This year’s World Architecture Festival, WAF2010, will take place from November 3rd to 5th in Barcelona. The WAF is an international event to reward excellence in a fully interactive inclusive live format. The festival features seminars and exhibition content, as well as projects from architects all over the world (last year 1507 architects from 71 countries came to Barcelona). To submit an entry, just create an online account here before July 2. Plus, architects are encouraged to submit more than one project.
More information about how projects will be judged after the break.
According to the WAF’s website, projects will be judged on the following criteria:
The Roman architect Vitruvius suggested that the principal qualities of well-designed buildings are ‘commodity, firmness and delight’:
- Commodity: buildings should work well – they should be fit for the purpose for which they are designed
- Firmness: buildings should be soundly built and durable
- Delight: buildings should look good – their design should please the eye and the mind.
These three criteria remain as sound a basis for judging architecture now as when they were conceived. Just as each design decision affects many others, so the three criteria are intertwined within the design process. Many of the aspects of a building which need to be taken into account when evaluating it will touch on all three.
- Clarity of organisation, from site planning to building planning. If the organisation of the plan and section are clear, then much else about the building falls into place.
- Order. Order helps us comprehend and interpret the built environment; it can manifest itself through symmetry (or asymmetry) and balance, through repetition of organisational or structural elements such as the grid, the frame or the bay; and through resonance between elements of different scales.

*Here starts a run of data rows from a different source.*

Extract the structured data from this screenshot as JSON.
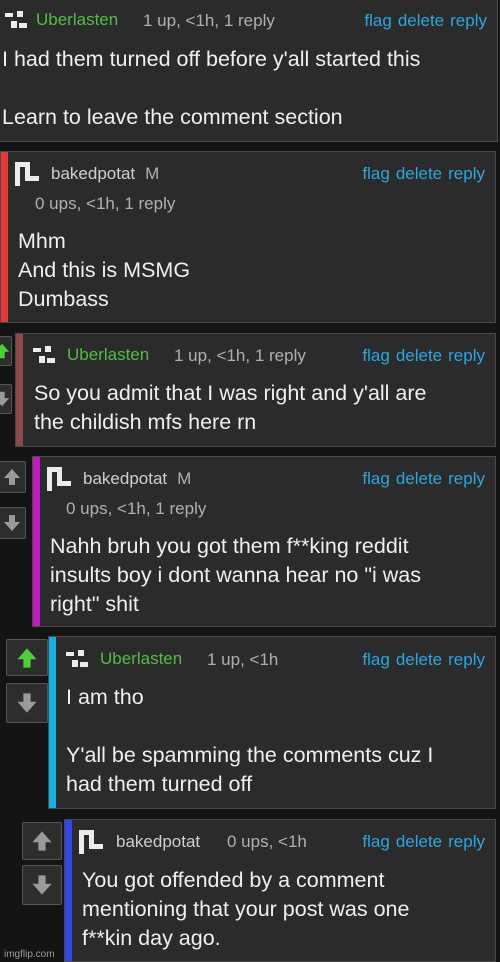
{
  "actions": {
    "flag": "flag",
    "delete": "delete",
    "reply": "reply"
  },
  "comments": [
    {
      "user": "Uberlasten",
      "meta": "1 up, <1h, 1 reply",
      "body": "I had them turned off before y'all started this\n\nLearn to leave the comment section"
    },
    {
      "user": "bakedpotat",
      "badge": "M",
      "meta": "0 ups, <1h, 1 reply",
      "body": "Mhm\nAnd this is MSMG\nDumbass"
    },
    {
      "user": "Uberlasten",
      "meta": "1 up, <1h, 1 reply",
      "body": "So you admit that I was right and y'all are\nthe childish mfs here rn"
    },
    {
      "user": "bakedpotat",
      "badge": "M",
      "meta": "0 ups, <1h, 1 reply",
      "body": "Nahh bruh you got them f**king reddit\ninsults boy i dont wanna hear no \"i was\nright\" shit"
    },
    {
      "user": "Uberlasten",
      "meta": "1 up, <1h",
      "body": "I am tho\n\nY'all be spamming the comments cuz I\nhad them turned off"
    },
    {
      "user": "bakedpotat",
      "meta": "0 ups, <1h",
      "body": "You got offended by a comment\nmentioning that your post was one\nf**kin day ago."
    }
  ],
  "colors": {
    "level2": "#e53935",
    "level3": "#8a4a48",
    "level4": "#c21bbd",
    "level5": "#17aee3",
    "level6": "#3445e8",
    "upvoted": "#4cd137"
  },
  "watermark": "imgflip.com"
}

- Expression and representation. A building’s appearance can tell us something about what purpose it serves; about its place in the order of the town or city; about what sort of spaces it contains; about how it is organised and put together.

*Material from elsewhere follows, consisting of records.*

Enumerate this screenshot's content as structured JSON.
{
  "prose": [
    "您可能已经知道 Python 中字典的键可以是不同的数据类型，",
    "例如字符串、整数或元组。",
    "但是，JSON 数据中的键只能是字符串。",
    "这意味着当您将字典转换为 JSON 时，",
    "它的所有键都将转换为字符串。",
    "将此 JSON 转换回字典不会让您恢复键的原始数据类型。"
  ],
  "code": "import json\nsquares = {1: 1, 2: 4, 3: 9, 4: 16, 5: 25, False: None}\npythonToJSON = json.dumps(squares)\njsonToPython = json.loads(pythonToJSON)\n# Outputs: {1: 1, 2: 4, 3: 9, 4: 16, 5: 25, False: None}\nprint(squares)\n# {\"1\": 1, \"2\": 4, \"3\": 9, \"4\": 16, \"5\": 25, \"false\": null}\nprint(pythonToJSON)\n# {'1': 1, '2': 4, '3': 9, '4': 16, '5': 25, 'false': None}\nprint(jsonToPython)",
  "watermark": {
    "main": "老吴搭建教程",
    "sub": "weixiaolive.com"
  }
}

- Appropriateness of architectural ambition. Architecture can be too noisy or too quiet. There are places for fireworks and places for modesty within the built environment – in relation both to a project’s context and to its purpose and status.
- Integrity and honesty. Is what you see what you get? If so, the plans, sections, elevations and details will all visibly relate to each other and build up to a coherent picture of the design.
- Architectural language. The design of a building will involve choices about matters such as whether to represent it primarily as a wall or as a frame structure, about patterns of solid and void and light and shade, and so on. In a good design, such choices will seem compelling and inevitable, with a recognisable relationship to the broad conception of the project and its setting; in a poor building such choices will often seem arbitrary.
- Scale. Scale is relative: a good design resolves issues of scale at all stages from masterplan to detail.
- Conformity and contrast. A good designer will have considered the relationship of a design to its context. This is not to imply that one of the aims of a design should necessarily be to ‘fit in’. At its worst, this can be little more than an excuse for mediocrity. Difference and variety can be virtues in new proposals as much as sameness and conformity, and of course different contexts themselves may be more, or less, uniform in their nature.
- Orientation, prospect and aspect. A building’s orientation should take into account the implications for energy use as well as urban design issues. In relation to prospect and aspect, the design should have considered what happens at different times of day and night and at different times of year. The view from the window, and opportunities to see the sky and weather are as important in buildings such as offices and hospitals as they are in homes.
- Detailing and materials. The quality of the plans, sections and elevations should have been carried through to the level of detail; it is disappointing to see a promising project fail because of a lack of refinement in the detailing. The choice of materials is equally important and relates to an understanding of context as well as to questions of maintenance, durability, sustainability and the way the building can be expected to age.
- Structure, environmental services and energy use. In a well-designed building, it is likely that the strategies for dealing with these aspects of the design will be apparent from the plans, sections and elevations. Consideration should be given to opportunities for designing in energy and water efficiency measures, and for minimising waste and pollution wherever possible.
- Flexibility and adaptability. The ways in which a building and the parts of a building are used are likely to change over its lifetime. The technologies it contains will change as well. A good building will be flexible (able to accommodate changing requirements without major alterations where possible), and adaptable (capable of being altered or extended conveniently when necessary).
- Sustainability. For a masterplan, building or urban space to be truly well-designed it should be economically, environmentally and socially sustainable. This means thinking about whole-life costs rather than short-term economic returns; about using building materials, natural resources and energy efficiently and responsibly; about reduction of waste and emissions to land, air and water during construction and use, and about effective engagement with (and recognition of) the needs of stakeholders throughout the planning, design and construction process.
- Inclusive design. Buildings should provide equality of access for all. This means ensuring intellectual, emotional and physical access is considered at the outset of any project and remains integral throughout to prevent costly remedial work. Creative and lateral thinking should have been employed to find innovative and individual solutions, designing for real people with all the different needs they may have. In a well-designed building, appropriate management of inclusive design features will mean that a barrier-free environment is maintained.
- Aesthetics. We should not be afraid to ask about a building: is it beautiful? If it is, then the resulting lifting of the spirits will be as valuable a contribution to public well-being as dealing successfully with the functional requirements of the building’s programme.
Good luck to all!